Other violations against the SGA constitution include missed meetings and discrepancies in office hours.

Maybe some of you don’t care about student government, or maybe you just haven’t put that much thought into it. Put some thought into this one.

Student government at any university acts as a voice for the student body. As representatives, they are there to propose changes the student body desires and to make student life an overall better experience.

The fact that this student government is not following due process, breaking their constitution without a proper vote and allowing individuals in office who are not going to follow the rules is enraging. That is not how Cleveland State’s, or any university’s, student body should be represented. Student government should be viewed as an honor, a privilege. It should not just be a “club” that you get scholarship money from.

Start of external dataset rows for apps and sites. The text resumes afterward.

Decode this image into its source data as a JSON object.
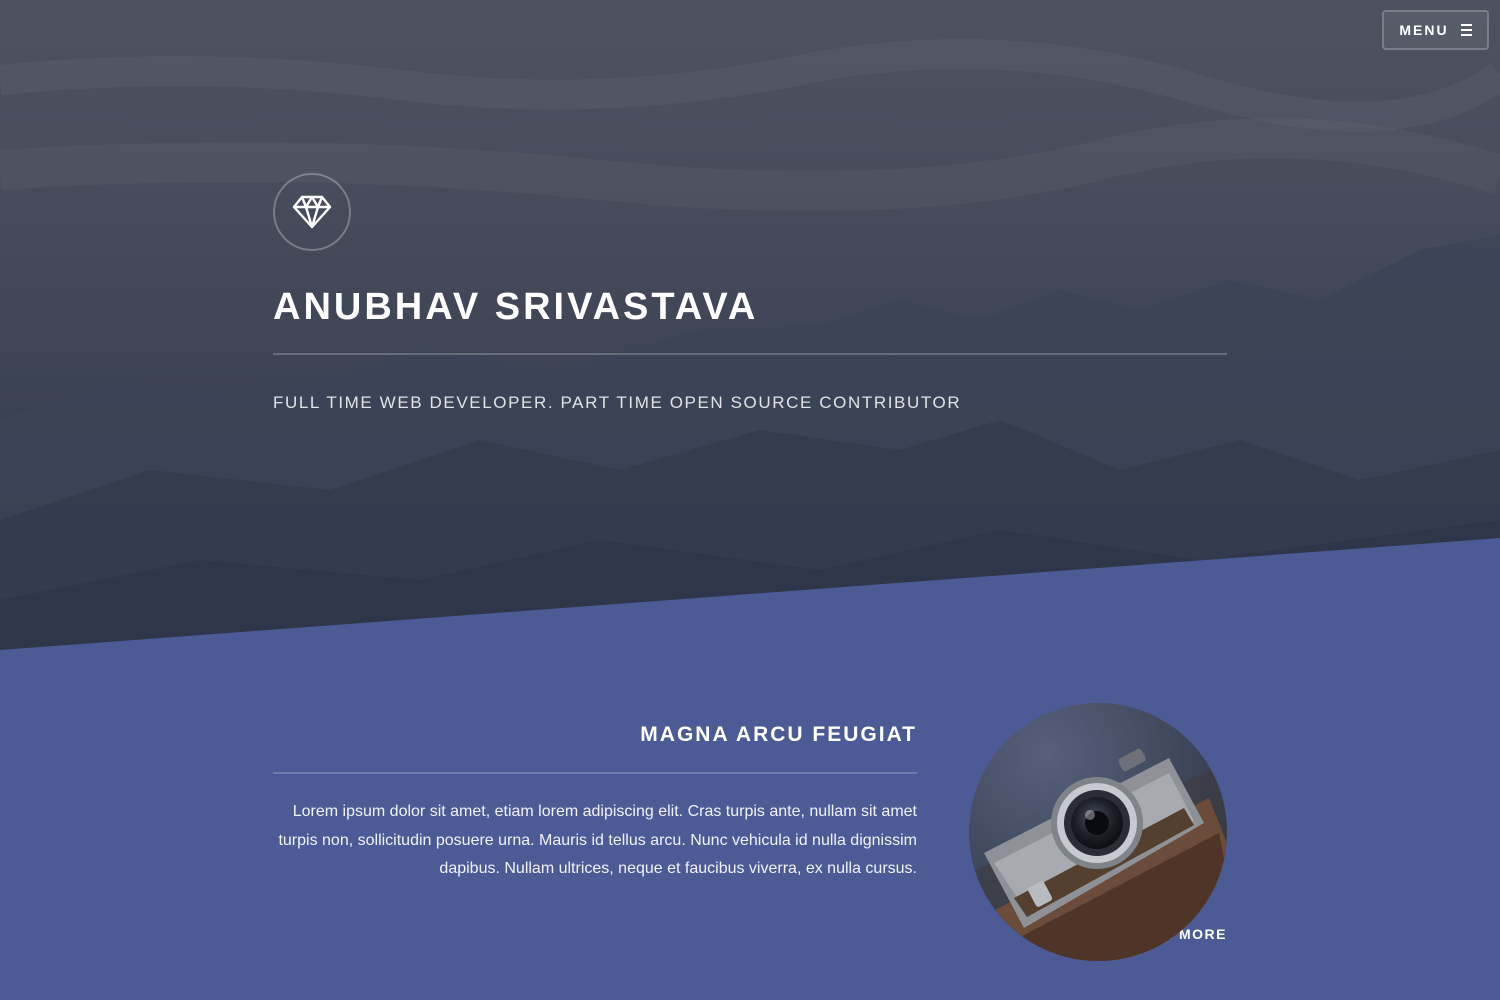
{
  "header": {
    "menu_label": "MENU",
    "menu_icon": "hamburger-icon"
  },
  "banner": {
    "logo_icon": "diamond-icon",
    "title": "ANUBHAV SRIVASTAVA",
    "tagline": "FULL TIME WEB DEVELOPER. PART TIME OPEN SOURCE CONTRIBUTOR"
  },
  "feature": {
    "heading": "MAGNA ARCU FEUGIAT",
    "body": "Lorem ipsum dolor sit amet, etiam lorem adipiscing elit. Cras turpis ante, nullam sit amet turpis non, sollicitudin posuere urna. Mauris id tellus arcu. Nunc vehicula id nulla dignissim dapibus. Nullam ultrices, neque et faucibus viverra, ex nulla cursus.",
    "learn_more_label": "LEARN MORE",
    "learn_more_icon": "chevron-right-icon",
    "image_subject": "camera-photo"
  },
  "colors": {
    "hero_overlay": "#474c5c",
    "section_background": "#4c5b96",
    "text": "#ffffff"
  }
}
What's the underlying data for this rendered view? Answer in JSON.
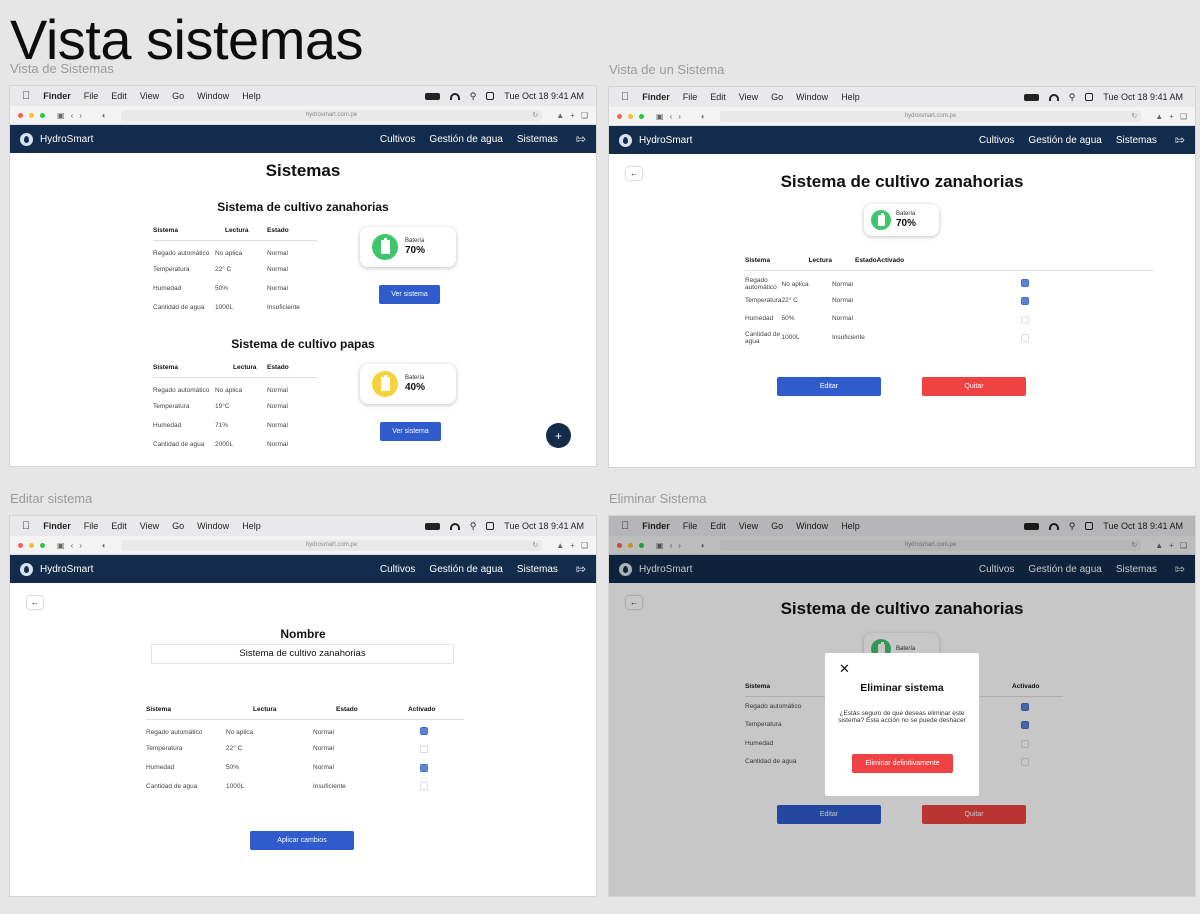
{
  "page_title": "Vista sistemas",
  "frame_labels": [
    "Vista de Sistemas",
    "Vista de un Sistema",
    "Editar sistema",
    "Eliminar Sistema"
  ],
  "mac": {
    "finder": "Finder",
    "menus": [
      "File",
      "Edit",
      "View",
      "Go",
      "Window",
      "Help"
    ],
    "datetime": "Tue Oct 18  9:41 AM"
  },
  "browser": {
    "url": "hydrosmart.com.pe"
  },
  "app": {
    "brand": "HydroSmart",
    "nav": [
      "Cultivos",
      "Gestión de agua",
      "Sistemas"
    ]
  },
  "colors": {
    "navbar": "#142c4c",
    "primary": "#2f5bcc",
    "danger": "#ef4343",
    "battery_green": "#3ec66c",
    "battery_yellow": "#f6d23c"
  },
  "vista_sistemas": {
    "heading": "Sistemas",
    "systems": [
      {
        "title": "Sistema de cultivo zanahorias",
        "headers": [
          "Sistema",
          "Lectura",
          "Estado"
        ],
        "rows": [
          [
            "Regado automático",
            "No aplica",
            "Normal"
          ],
          [
            "Temperatura",
            "22° C",
            "Normal"
          ],
          [
            "Humedad",
            "50%",
            "Normal"
          ],
          [
            "Cantidad de agua",
            "1000L",
            "Insuficiente"
          ]
        ],
        "battery_label": "Batería",
        "battery_value": "70%",
        "battery_level": 0.7,
        "button": "Ver sistema"
      },
      {
        "title": "Sistema de cultivo papas",
        "headers": [
          "Sistema",
          "Lectura",
          "Estado"
        ],
        "rows": [
          [
            "Regado automático",
            "No aplica",
            "Normal"
          ],
          [
            "Temperatura",
            "19°C",
            "Normal"
          ],
          [
            "Humedad",
            "71%",
            "Normal"
          ],
          [
            "Cantidad de agua",
            "2000L",
            "Normal"
          ]
        ],
        "battery_label": "Batería",
        "battery_value": "40%",
        "battery_level": 0.4,
        "button": "Ver sistema"
      }
    ],
    "fab": "+"
  },
  "vista_un_sistema": {
    "title": "Sistema de cultivo zanahorias",
    "battery_label": "Batería",
    "battery_value": "70%",
    "headers": [
      "Sistema",
      "Lectura",
      "Estado",
      "Activado"
    ],
    "rows": [
      [
        "Regado automático",
        "No aplica",
        "Normal"
      ],
      [
        "Temperatura",
        "22° C",
        "Normal"
      ],
      [
        "Humedad",
        "50%",
        "Normal"
      ],
      [
        "Cantidad de agua",
        "1000L",
        "Insuficiente"
      ]
    ],
    "activated": [
      true,
      true,
      false,
      false
    ],
    "edit_button": "Editar",
    "remove_button": "Quitar"
  },
  "editar_sistema": {
    "name_label": "Nombre",
    "name_value": "Sistema de cultivo zanahorias",
    "headers": [
      "Sistema",
      "Lectura",
      "Estado",
      "Activado"
    ],
    "rows": [
      [
        "Regado automático",
        "No aplica",
        "Normal"
      ],
      [
        "Temperatura",
        "22° C",
        "Normal"
      ],
      [
        "Humedad",
        "50%",
        "Normal"
      ],
      [
        "Cantidad de agua",
        "1000L",
        "Insuficiente"
      ]
    ],
    "activated": [
      true,
      false,
      true,
      false
    ],
    "apply_button": "Aplicar cambios"
  },
  "eliminar_sistema": {
    "title": "Sistema de cultivo zanahorias",
    "battery_label": "Batería",
    "headers": [
      "Sistema",
      "Activado"
    ],
    "rows": [
      "Regado automático",
      "Temperatura",
      "Humedad",
      "Cantidad de agua"
    ],
    "activated": [
      true,
      true,
      false,
      false
    ],
    "edit_button": "Editar",
    "remove_button": "Quitar",
    "modal": {
      "close": "✕",
      "title": "Eliminar sistema",
      "body": "¿Estás seguro de que deseas eliminar este sistema? Esta acción no se puede deshacer",
      "confirm": "Eliminar definitivamente"
    }
  }
}
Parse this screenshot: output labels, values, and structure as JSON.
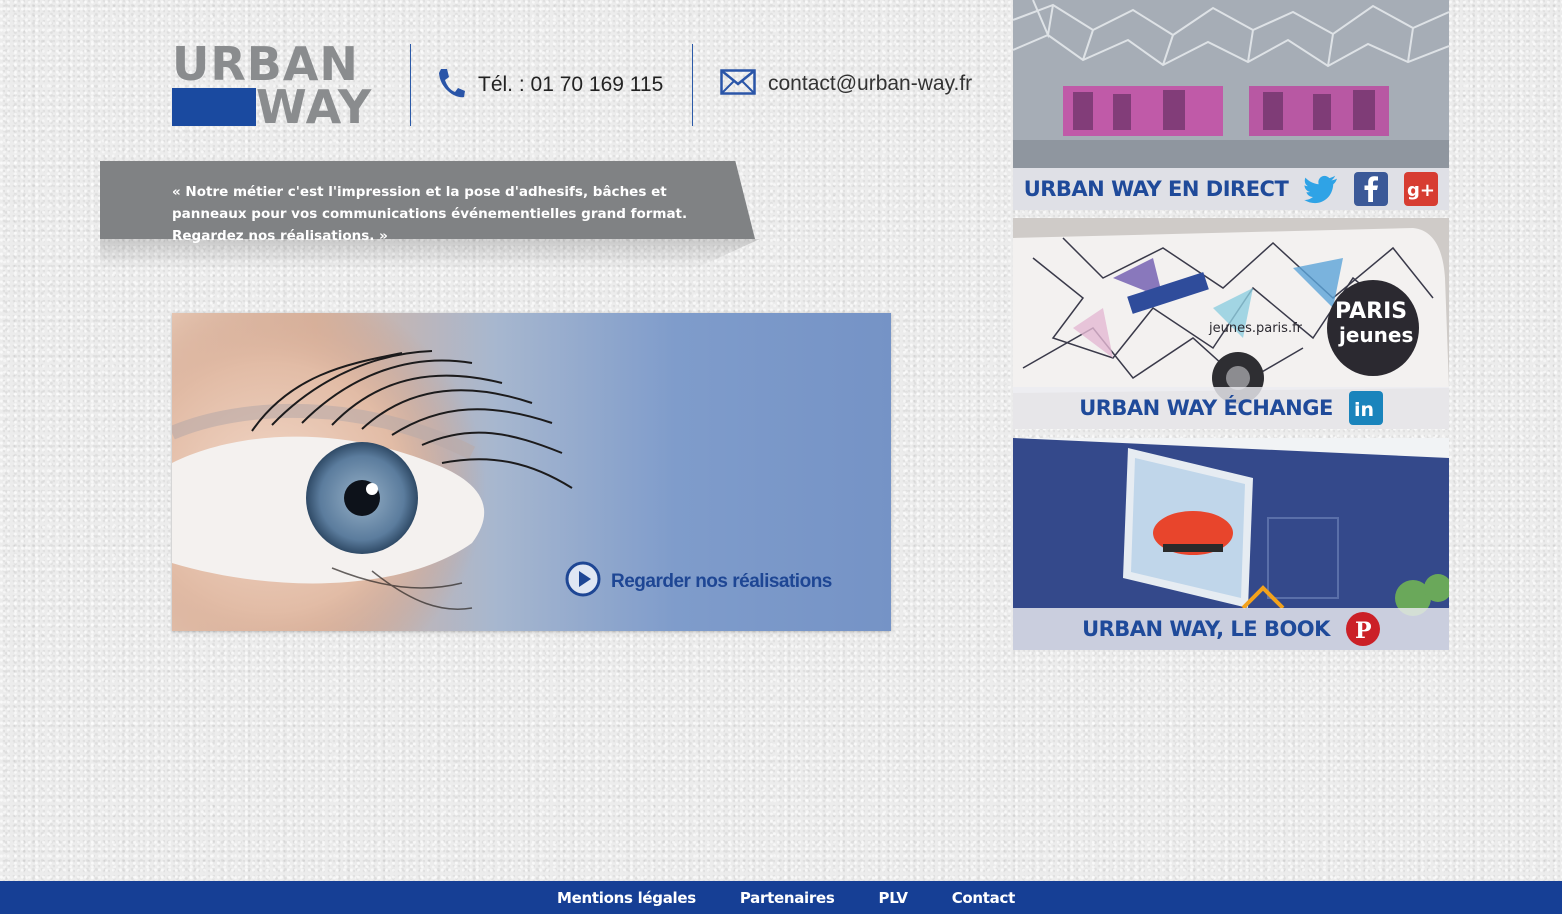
{
  "header": {
    "logo_top": "URBAN",
    "logo_bottom": "WAY",
    "phone": "Tél. : 01 70 169 115",
    "email": "contact@urban-way.fr"
  },
  "banner": {
    "quote": "« Notre métier c'est l'impression et la pose d'adhesifs, bâches et panneaux pour vos communications événementielles grand format. Regardez nos réalisations. »"
  },
  "hero": {
    "cta_label": "Regarder nos réalisations"
  },
  "tiles": [
    {
      "label": "URBAN WAY EN DIRECT",
      "icons": [
        "twitter-icon",
        "facebook-icon",
        "google-plus-icon"
      ]
    },
    {
      "label": "URBAN WAY ÉCHANGE",
      "icons": [
        "linkedin-icon"
      ]
    },
    {
      "label": "URBAN WAY, LE BOOK",
      "icons": [
        "pinterest-icon"
      ]
    }
  ],
  "footer": {
    "links": [
      "Mentions légales",
      "Partenaires",
      "PLV",
      "Contact"
    ]
  },
  "colors": {
    "brand_blue": "#163f95",
    "logo_grey": "#8a8c8e",
    "banner_grey": "#808284"
  }
}
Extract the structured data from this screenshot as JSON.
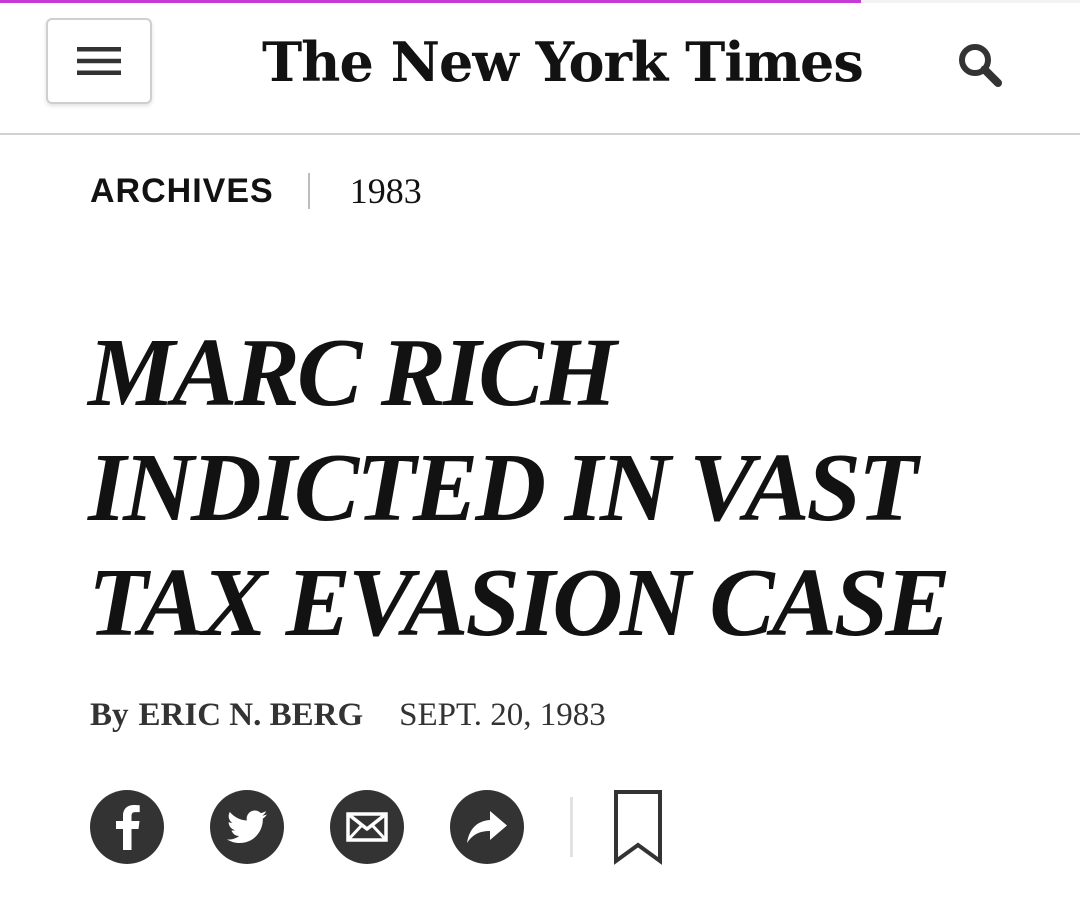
{
  "page_load_progress": 0.797,
  "colors": {
    "progress": "#c63ad6",
    "text": "#121212",
    "icon_circle": "#333333"
  },
  "header": {
    "logo_text": "The New York Times",
    "menu_icon": "hamburger-icon",
    "search_icon": "search-icon"
  },
  "kicker": {
    "section": "ARCHIVES",
    "year": "1983"
  },
  "article": {
    "headline_lines": [
      "MARC RICH",
      "INDICTED IN VAST",
      "TAX EVASION CASE"
    ],
    "byline_prefix": "By",
    "author": "ERIC N. BERG",
    "date": "SEPT. 20, 1983"
  },
  "share": {
    "buttons": [
      {
        "icon": "facebook-icon"
      },
      {
        "icon": "twitter-icon"
      },
      {
        "icon": "email-icon"
      },
      {
        "icon": "share-arrow-icon"
      }
    ],
    "bookmark_icon": "bookmark-icon"
  }
}
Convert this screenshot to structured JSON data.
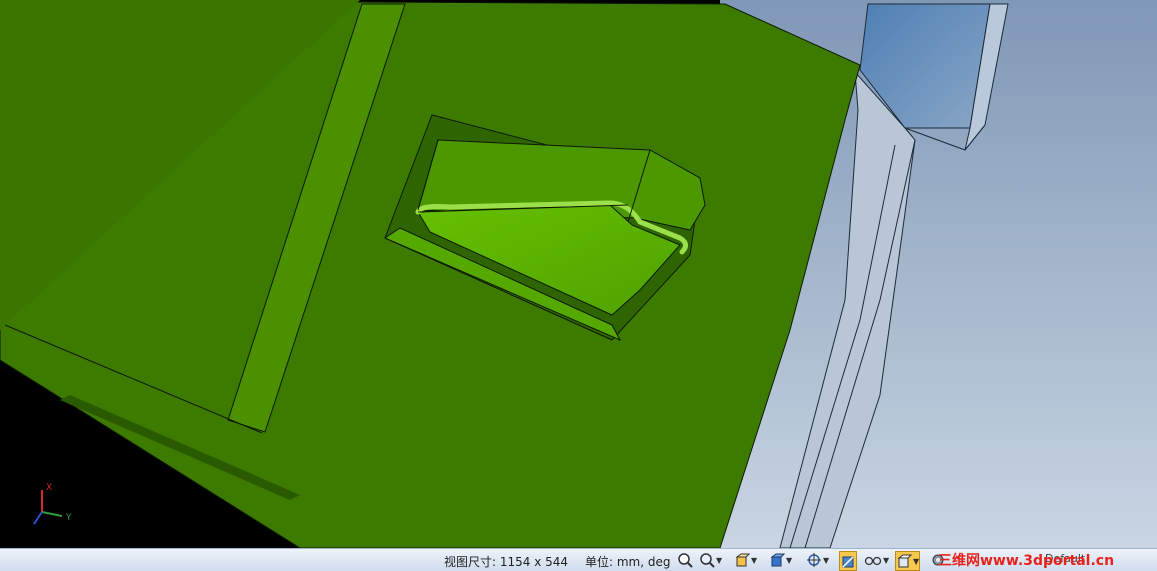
{
  "viewport": {
    "triad": {
      "x_label": "X",
      "y_label": "Y",
      "x_color": "#d8262b",
      "y_color": "#2d9c3a",
      "z_color": "#2f4fd1"
    },
    "part_color": "#3c7a00",
    "face_highlight_color": "#5cb000",
    "background_right": "#9bb0c9"
  },
  "statusbar": {
    "view_size_label": "视图尺寸: 1154 x 544",
    "units_label": "单位: mm, deg",
    "toolbar_icons": [
      "zoom-icon",
      "zoom-area-icon",
      "view-orientation-icon",
      "display-style-icon",
      "rotate-center-icon",
      "section-view-icon",
      "glasses-icon",
      "shaded-cube-icon",
      "gear-icon"
    ],
    "default_label": "Default",
    "watermark": "三维网www.3dportal.cn"
  }
}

The third issue worth being addressed would be the withholding of public records by the Office of General Counsel. Because Cleveland State is a public university, they are required to follow Ohio’s freedom of information laws, also known as sunshine laws.

By these laws, any person can request public records from a public office by either phone, writing or email. Recently, The Cauldron found that Cleveland State has been out of concordance with the Ohio Revised Law 149.43 regarding public records.

On March 8, The Cauldron called the Office of General Counsel to make a public records request by phone. When the phone was answered, the general counsel secretary asked if the request could be made in writing instead. When denied, she asked for the request via email. The Cauldron then outlined the university’s public records policy. The secretary then asked for a fax of the request before finally taking the request over the phone.

On March 19, The Cauldron reached out to the office again for different public records. The office administrator  told The Cauldron that public records requests must be made by emailing This time, even after explaining, the university’s public records policy and Ohio’s public records laws, she would not take the request, requiring an email.

The Cauldron emailed the requests, along with an explanation of the situation. Shortly after, the office administrator left a voicemail, correcting the situation and allowing for a request to be made over the phone.

Since the most recent article about the issue, The Cauldron has not been denied the ability to make public records requests by phone.

Although the university has corrected the mistake so far, the situation is still one in question. Correcting your mistakes, while honorable and respectable, does not make up for the inaccuracy, especially when it comes to something as serious as the law. It is concerning that not even executive members from the Office of General Counsel are aware of both Ohio law and the university’s public records policy.

Finally, the latest issue covered is the General Fee Advisory Committee (GFAC) holding executive session meetings out of concordance with Ohio’s freedom of information laws. Because GFAC is a public body at a public institution, Ohio’s freedom of information laws require their meetings to be open to the public, unless “the subject is specifically exempted by the law.”

But, in the March 1, 2019 GFAC meeting minutes, it was outlined that the committee voted to go into executive session to discuss budgets for the 2019-2020 academic year. The notes gave no other indication of why a  two-hour executive session was called, which is not an allowed open meetings exemption.

Think about it. The university is going behind closed doors to talk about issues that nobody knows about. What reason does GFAC have to discuss  budgeting in private, away from the public?

At this point it seems as though when one inconsistency with the law is found, more and more pop add up.

My question as a student here at Cleveland State is, how long? How long until Cleveland State owns up to their own mistakes and stops waiting for student media and other officials to point them out? Where do they draw the line?